Network LayerII-13 Hierarchical addressing: route aggregation “Send me anything with addresses beginning 126.96.36.199/20” 188.8.131.52/23184.108.40.206/23220.127.116.11/23 Fly-By-Night-ISP Organization 0 Organization 7 Internet Organization 1 ISPs-R-Us “Send me anything with addresses beginning 18.104.22.168/16” 22.214.171.124/23 Organization 2...... Hierarchical addressing allows efficient advertisement of routing information:
Network LayerII-14 Hierarchical addressing: more specific routes ISPs-R-Us has a more specific route to Organization 1 “Send me anything with addresses beginning 126.96.36.199/20” 188.8.131.52/23184.108.40.206/23220.127.116.11/23 Fly-By-Night-ISP Organization 0 Organization 7 Internet Organization 1 ISPs-R-Us “Send me anything with addresses beginning 18.104.22.168/16 or 22.214.171.124/23” 126.96.36.199/23 Organization 2......
Network LayerII-15 IP addressing: the last word... Q: How does an ISP get block of addresses?
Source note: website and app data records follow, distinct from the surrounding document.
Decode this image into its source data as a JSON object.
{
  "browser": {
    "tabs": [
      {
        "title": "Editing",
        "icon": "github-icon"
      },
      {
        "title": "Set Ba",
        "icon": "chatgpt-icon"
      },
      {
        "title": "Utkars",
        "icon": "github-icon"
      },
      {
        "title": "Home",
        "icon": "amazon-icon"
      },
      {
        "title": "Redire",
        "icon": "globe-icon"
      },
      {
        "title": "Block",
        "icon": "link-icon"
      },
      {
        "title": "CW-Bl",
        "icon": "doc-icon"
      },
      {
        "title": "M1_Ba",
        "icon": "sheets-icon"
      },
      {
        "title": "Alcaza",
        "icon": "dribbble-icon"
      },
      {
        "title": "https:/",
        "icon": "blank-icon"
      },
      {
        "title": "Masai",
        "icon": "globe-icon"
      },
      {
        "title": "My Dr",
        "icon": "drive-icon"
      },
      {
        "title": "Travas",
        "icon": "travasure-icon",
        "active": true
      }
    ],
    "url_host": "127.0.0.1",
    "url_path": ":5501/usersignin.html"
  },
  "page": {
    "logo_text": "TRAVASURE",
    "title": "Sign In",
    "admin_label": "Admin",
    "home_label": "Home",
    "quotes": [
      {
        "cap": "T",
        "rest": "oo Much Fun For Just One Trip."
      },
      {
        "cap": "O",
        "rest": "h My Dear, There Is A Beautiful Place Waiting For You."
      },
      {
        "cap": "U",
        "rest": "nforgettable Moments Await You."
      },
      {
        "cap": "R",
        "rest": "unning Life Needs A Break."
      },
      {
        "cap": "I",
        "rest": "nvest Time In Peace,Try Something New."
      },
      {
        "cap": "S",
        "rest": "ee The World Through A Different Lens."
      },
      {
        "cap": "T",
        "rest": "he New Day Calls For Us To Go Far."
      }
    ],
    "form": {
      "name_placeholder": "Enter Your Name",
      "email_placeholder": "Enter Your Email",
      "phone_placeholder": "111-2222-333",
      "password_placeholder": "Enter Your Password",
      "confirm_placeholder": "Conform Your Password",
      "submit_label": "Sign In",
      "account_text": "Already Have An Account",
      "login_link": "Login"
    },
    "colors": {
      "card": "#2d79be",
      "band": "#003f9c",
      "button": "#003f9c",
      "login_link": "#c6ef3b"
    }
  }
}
A: The Internet Assigned Numbers Authority (IANA), operated by the ICANN (Internet Corporation for Assigned Names and Numbers), delegates to RIRs (Regional Internet Registry) m Address allocations m …
Network LayerII-16 Classful addressing r Disadvantages: m Too rigid: Class B too large for most organizations (65634 hosts), class C too small (254 hosts) m Either poor space address utilization or multiple entries in routing tables -> solution CIDR m Interesting for historical reasons m 188.8.131.52/4 still are multicast addresses Host Host HostNet Net Net0 10 110 1110 11110 Multicast addresses Reserved Class A Class B Class C Class D Class E 07152331 0-127.X.Y.Z 128-191.X.Y.Z 192-223.X.Y.Z 224-239.X.Y.Z
Network LayerII-17 Addresses and names r For humans, it is convenient to manage names instead of numbers m We can associate a name to an address: Eg. 184.108.40.206 - it002.lab.it.uc3m.es m A distributed application: Domain Name System (DNS), resolves names into addresses DNS names are hierarchical to distribute their management m Nodes connected to the network need the address of a DNS server to resolve names Manual configuration or DHCP r This is the idea, DNS is a complex application that will be studied in future courses